On August 17, 2018, the Centers for Medicare & Medicaid Services (CMS) published its Hospital Inpatient Prospective Payment Systems final rule for Fiscal Year 2019 (Final Rule). The Final Rule contains a number of important updates to Medicare Part A that take effect October 1, 2018.
Among other provisions in the Final Rule, CMS finalized its proposed update of the regulations that govern hospital admissions under Medicare Part A (42 C.F.R. § 412.3). Specifically, the Final Rule revises language in 42 C.F.R. § 412.3(a) to remove the current requirement that an inpatient admission order “must be present in the medical record and be supported by the physician admission and progress notes, in order for the hospital to be paid for hospital inpatient services under Medicare Part A.” As a result, starting October 1, 2018, CMS will “no longer require a written inpatient admission order to be present in the medical record as a specific condition of Medicare Part A payment.”
Notably, the Final Rule does not change the current standard in that same regulation that an individual becomes an inpatient when formally admitted under an order for inpatient admission by a physician or other qualified practitioner in accordance with that regulation and the conditions of participation for Medicare-enrolled acute care hospitals (CoPs) (42 C.F.R. § 412.3). According to CMS, this regulatory standard remains significant because it reflects a determination by the treating physician (or other qualified practitioner) that inpatient services are medically necessary.

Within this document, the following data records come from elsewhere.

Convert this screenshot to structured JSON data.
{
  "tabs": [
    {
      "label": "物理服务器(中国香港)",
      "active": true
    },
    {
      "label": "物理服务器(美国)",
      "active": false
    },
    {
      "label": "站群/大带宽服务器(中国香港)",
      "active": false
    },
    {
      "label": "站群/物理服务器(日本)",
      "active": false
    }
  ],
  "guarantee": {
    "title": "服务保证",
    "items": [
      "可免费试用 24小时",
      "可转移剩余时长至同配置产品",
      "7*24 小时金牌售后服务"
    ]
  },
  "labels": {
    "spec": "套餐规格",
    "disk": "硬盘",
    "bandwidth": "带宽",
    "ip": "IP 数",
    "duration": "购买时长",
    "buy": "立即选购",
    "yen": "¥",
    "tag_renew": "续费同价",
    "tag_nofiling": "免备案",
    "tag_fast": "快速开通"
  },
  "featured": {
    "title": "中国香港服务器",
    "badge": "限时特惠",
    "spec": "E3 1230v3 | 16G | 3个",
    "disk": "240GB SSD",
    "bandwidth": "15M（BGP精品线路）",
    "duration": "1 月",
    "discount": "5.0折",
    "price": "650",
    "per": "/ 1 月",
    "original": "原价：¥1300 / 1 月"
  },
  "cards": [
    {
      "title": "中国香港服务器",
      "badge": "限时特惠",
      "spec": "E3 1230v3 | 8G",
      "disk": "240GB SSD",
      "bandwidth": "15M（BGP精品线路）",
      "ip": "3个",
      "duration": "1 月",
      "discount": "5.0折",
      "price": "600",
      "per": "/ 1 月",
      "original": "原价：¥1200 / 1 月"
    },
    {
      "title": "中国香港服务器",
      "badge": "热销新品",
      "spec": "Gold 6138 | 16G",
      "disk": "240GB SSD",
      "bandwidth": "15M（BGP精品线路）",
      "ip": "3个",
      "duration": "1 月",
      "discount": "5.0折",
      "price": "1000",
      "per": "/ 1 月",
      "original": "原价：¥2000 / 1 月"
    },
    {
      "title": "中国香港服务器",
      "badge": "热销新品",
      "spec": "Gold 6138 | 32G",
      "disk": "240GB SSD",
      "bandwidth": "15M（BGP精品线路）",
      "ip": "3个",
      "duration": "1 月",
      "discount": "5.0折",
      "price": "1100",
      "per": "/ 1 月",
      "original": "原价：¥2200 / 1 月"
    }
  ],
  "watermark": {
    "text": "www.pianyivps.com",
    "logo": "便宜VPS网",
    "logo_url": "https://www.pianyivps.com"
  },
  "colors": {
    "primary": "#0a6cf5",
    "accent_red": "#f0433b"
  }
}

CMS also noted that this change does not affect its requirements concerning which practitioners may issue inpatient admission orders.
CMS adopted the change in the Final Rule in response to reports of claims for medically necessary admissions being denied as a result of “technical discrepancies with the documentation of inpatient admission orders,” such as missing or late signatures. In some instances, technical errors were the primary reason for denying the Medicare payment, which CMS clarified was not the intent of the initial documentation requirements. In order to diminish the administrative burden on physicians and providers, CMS decided that if the hospital is operating consistently with the hospital CoPs, medical reviews of inpatient claims “should focus primarily on whether the inpatient admission was medically reasonable and necessary” instead of documentation issues.
This change is the latest in a series of policy actions undertaken by CMS to reduce the regulatory burden on acute care hospitals related to Part A admissions, dating back to its rescission of the physician certification requirement as a condition of payment for inpatient stays of less than twenty days effective January 1, 2015. Despite the change, acute care hospitals remain obligated to comply with all applicable CoPs, including without limitation requirements that patients be admitted to the hospital only on the recommendation of a licensed practitioner with authority to admit patients, that medical records contain sufficient information to justify admission and continued hospitalization of an inpatient, and that records document the admitting diagnosis and are dated, timed and authenticated properly by the ordering or attending practitioner in accordance with state law and hospital policies.
This post was co-authored by Alyssa Ferreone, legal intern at Robinson+Cole. Alyssa is not yet admitted to practice law.